“Your brain is 2% of your body weight, but contains 20% of your body’s cholesterol. After a stroke, immune cells gorge themselves on cholesterol and intracellular crystals form. The crystals are sharp, so it’s like eating glass — they burst open the cell,” Dr. Doyle said.
Thanks to cyclodextrin’s chemical properties and barrel shape, cholesterol can be safely stored within the “barrel” without provoking a heightened inflammatory response. Dr. Doyle’s team found that treatment with cyclodextrin resulted in less cholesterol accumulation and inflammation in the brain in animal models. Cyclodextrin also reduced neurodegeneration, protected memory function and reduced impulsivity, a personality change that can occur after stroke.
“We’re sending reinforcements so the immune system doesn’t have to process all the cholesterol by itself,” Dr. Doyle said. “Cyclodextrin helps remove cholesterol, dampen inflammation and improve recovery. We’ve provided proof of the concept that if you can target overwhelmed cholesterol processing in immune cells after stroke, you can improve recovery.”
Dr. Doyle hopes this proof of concept will spur further investigation into targeting chronic inflammation in the weeks and months following stroke, opening up previously unrecognized and more accessible avenues for developing drugs that improve stroke recovery and reduce risk for post-stroke dementia.
“Stroke affects over 15 million people in the world every year and currently there are no drugs to help with recovery,” Dr. Doyle said. “Our goal is to have a treatment where currently there are none.”

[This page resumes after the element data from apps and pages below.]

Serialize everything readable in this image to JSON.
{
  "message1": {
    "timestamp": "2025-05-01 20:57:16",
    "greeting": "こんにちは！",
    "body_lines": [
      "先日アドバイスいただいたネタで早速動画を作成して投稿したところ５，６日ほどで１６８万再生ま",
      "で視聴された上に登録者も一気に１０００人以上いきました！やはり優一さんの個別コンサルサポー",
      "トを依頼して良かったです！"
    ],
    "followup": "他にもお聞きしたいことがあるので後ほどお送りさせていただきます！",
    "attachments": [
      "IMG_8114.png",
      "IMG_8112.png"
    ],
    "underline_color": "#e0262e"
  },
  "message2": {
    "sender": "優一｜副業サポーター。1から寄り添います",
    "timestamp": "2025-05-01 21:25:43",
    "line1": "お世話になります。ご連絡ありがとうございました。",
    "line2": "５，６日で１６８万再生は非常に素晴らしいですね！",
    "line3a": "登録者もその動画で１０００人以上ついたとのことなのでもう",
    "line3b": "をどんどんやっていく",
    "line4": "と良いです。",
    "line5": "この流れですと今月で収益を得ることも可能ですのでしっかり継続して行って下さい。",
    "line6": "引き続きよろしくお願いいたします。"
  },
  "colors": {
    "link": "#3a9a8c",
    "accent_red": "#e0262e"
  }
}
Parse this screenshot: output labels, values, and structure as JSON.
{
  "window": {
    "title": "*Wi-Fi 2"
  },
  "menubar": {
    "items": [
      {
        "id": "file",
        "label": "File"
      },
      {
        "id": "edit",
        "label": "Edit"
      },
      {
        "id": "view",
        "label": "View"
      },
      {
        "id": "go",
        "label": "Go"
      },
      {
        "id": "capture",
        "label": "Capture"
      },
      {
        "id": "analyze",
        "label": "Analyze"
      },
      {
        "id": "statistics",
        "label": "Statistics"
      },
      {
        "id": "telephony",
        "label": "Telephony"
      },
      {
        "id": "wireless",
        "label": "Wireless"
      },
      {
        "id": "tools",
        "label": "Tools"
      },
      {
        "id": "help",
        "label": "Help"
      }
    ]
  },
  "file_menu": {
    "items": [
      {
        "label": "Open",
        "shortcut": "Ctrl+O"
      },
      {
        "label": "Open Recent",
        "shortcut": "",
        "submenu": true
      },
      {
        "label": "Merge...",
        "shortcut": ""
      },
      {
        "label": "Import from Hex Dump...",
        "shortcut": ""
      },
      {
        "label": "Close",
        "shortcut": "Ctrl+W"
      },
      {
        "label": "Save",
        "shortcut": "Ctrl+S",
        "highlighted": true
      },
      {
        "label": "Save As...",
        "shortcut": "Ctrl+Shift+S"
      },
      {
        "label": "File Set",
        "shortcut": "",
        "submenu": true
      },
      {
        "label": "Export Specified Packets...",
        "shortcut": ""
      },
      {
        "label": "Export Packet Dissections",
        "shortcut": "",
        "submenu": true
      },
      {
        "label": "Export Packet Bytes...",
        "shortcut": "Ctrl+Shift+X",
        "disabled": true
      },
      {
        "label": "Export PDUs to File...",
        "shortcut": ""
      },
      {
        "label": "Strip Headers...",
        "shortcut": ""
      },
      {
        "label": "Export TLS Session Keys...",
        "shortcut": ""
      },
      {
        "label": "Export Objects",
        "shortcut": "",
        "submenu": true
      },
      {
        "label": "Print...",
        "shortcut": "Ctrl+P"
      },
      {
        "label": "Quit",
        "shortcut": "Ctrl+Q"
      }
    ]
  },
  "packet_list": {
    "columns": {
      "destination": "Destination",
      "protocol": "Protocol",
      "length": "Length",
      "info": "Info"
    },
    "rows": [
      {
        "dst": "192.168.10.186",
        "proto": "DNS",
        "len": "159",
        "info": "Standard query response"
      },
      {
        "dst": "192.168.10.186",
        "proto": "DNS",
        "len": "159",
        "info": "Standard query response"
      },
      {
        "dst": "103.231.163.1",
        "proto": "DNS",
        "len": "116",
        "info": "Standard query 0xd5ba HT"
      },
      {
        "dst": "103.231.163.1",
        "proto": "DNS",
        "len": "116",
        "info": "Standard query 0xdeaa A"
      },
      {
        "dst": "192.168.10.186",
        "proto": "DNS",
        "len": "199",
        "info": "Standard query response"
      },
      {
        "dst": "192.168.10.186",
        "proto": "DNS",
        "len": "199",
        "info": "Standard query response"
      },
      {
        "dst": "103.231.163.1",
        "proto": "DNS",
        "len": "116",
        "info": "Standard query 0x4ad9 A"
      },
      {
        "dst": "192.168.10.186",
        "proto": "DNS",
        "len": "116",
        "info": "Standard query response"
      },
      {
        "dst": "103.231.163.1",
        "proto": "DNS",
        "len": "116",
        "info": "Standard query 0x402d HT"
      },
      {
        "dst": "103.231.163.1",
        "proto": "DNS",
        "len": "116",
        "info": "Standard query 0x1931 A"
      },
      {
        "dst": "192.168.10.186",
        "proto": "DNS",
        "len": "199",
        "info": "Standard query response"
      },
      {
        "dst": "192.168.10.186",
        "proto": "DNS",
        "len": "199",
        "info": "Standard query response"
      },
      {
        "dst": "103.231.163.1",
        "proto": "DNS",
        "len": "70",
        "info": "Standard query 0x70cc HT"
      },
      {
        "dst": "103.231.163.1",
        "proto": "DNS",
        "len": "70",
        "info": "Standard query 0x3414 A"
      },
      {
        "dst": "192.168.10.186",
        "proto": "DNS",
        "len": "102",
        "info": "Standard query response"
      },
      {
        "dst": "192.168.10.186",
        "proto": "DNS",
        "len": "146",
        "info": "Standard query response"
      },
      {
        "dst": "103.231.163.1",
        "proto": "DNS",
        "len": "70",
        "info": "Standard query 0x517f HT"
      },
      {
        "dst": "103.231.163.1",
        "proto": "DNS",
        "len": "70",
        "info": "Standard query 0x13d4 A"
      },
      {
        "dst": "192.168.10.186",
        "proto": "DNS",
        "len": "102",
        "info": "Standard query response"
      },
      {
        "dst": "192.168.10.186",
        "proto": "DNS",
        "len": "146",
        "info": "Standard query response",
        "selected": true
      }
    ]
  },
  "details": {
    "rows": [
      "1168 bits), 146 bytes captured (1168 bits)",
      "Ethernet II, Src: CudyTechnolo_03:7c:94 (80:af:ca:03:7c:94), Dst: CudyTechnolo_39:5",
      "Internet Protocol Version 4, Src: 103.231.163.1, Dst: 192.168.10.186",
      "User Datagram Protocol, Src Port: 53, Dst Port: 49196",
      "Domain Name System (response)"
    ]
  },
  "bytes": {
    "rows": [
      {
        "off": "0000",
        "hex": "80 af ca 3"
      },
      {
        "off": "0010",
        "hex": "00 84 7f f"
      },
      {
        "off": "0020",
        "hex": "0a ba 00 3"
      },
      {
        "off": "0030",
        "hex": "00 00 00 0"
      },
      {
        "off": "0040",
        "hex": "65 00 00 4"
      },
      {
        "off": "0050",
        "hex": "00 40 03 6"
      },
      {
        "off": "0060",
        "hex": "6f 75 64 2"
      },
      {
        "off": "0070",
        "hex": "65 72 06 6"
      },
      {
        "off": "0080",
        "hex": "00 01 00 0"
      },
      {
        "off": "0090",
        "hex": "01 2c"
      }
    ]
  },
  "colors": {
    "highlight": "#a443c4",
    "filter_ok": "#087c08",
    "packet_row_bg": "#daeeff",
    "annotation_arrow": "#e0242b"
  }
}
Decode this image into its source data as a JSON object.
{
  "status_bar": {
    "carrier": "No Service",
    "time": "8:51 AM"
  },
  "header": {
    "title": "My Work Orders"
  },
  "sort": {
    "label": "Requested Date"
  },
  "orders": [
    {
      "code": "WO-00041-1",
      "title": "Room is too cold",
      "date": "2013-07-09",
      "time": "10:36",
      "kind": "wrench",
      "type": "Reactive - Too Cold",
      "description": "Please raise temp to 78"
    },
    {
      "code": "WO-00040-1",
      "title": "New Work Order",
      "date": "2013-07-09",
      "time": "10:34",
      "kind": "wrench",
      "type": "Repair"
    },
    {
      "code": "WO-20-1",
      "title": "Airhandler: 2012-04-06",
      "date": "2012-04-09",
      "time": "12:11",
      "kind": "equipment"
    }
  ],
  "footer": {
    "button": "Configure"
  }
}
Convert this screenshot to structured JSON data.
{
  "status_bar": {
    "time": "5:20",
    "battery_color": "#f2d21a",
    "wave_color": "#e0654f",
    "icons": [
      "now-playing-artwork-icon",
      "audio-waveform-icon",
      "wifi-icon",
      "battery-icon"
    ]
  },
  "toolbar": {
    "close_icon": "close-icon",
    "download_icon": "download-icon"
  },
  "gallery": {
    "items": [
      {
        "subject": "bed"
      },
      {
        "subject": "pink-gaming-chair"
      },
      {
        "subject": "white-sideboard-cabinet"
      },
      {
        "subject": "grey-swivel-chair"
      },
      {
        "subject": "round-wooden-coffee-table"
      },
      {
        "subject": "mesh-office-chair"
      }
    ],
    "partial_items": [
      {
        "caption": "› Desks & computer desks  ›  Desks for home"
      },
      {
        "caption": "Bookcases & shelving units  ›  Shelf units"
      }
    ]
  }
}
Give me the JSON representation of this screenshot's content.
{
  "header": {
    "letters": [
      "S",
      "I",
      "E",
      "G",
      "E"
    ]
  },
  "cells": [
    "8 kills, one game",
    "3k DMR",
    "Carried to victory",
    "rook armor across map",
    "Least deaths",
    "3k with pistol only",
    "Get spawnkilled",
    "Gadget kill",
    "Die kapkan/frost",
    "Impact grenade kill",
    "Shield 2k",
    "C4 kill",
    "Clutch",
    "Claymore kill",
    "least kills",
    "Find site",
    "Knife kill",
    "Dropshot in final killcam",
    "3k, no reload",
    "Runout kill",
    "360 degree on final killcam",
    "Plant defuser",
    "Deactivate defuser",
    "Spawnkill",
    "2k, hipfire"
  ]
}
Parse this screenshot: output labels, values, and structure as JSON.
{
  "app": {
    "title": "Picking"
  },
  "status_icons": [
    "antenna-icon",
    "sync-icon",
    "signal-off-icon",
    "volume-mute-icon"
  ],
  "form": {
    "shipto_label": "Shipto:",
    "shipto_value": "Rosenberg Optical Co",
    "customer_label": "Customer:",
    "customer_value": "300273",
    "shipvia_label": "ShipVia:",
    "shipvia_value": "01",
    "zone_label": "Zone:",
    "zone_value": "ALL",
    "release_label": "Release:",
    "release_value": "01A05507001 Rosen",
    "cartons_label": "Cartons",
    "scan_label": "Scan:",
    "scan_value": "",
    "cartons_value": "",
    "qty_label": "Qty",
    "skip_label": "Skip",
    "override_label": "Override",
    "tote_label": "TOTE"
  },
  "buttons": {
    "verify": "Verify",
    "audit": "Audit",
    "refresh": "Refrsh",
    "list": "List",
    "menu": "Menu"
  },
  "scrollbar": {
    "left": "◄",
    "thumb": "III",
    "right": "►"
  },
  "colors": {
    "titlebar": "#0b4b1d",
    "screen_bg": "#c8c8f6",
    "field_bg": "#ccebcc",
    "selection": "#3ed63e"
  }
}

Cyclodextrin is currently FDA approved as an ingredient in other drugs, though it is not used as a standalone treatment. Instead, Dr. Doyle says it’s used as a “vehicle” to deliver drugs to hard-to-reach places, transporting active ingredients in its protective, barrel-shaped container.
Dr. Doyle is also a member of the BIO5 Institute. The Doyle Lab is performing follow-up experiments to learn more about cyclodextrin’s potential as a preventive treatment for post-stroke dementia. Co-authors included Rick Schnellmann, PhD, dean of the R. Ken Coit College of Pharmacy and member of the BIO5 Institute; College of Medicine – Tucson graduate student Danielle Becktel; former graduate students Amanda Chung, Jeffrey Grover, PhD, and Jacob Zbesko, PhD; former undergraduate students Megan Hayes, Kylie Calderon, Frankie Garcia; and members of the College of Medicine – Tucson’s Department of Immunobiology Hsin-Jung Joyce Wu, PhD, Thuy-Vi Nguyen, PhD, Jennifer Frye, Marco Tavera-Garcia and Anna Li.
This work was supported by National Institute of Neurological Disorders and Stroke R01NS096091, National Institute on Aging R01AG063808, National Institute on Aging R21AG062781, Department of Veterans Affairs I01RX003224, National Institute on Aging T32AG058503-01A1, National Institute of Neurological Disorders and Stroke F31NS105455, and the Fondation Leducq.
Author: Anna C. Christensen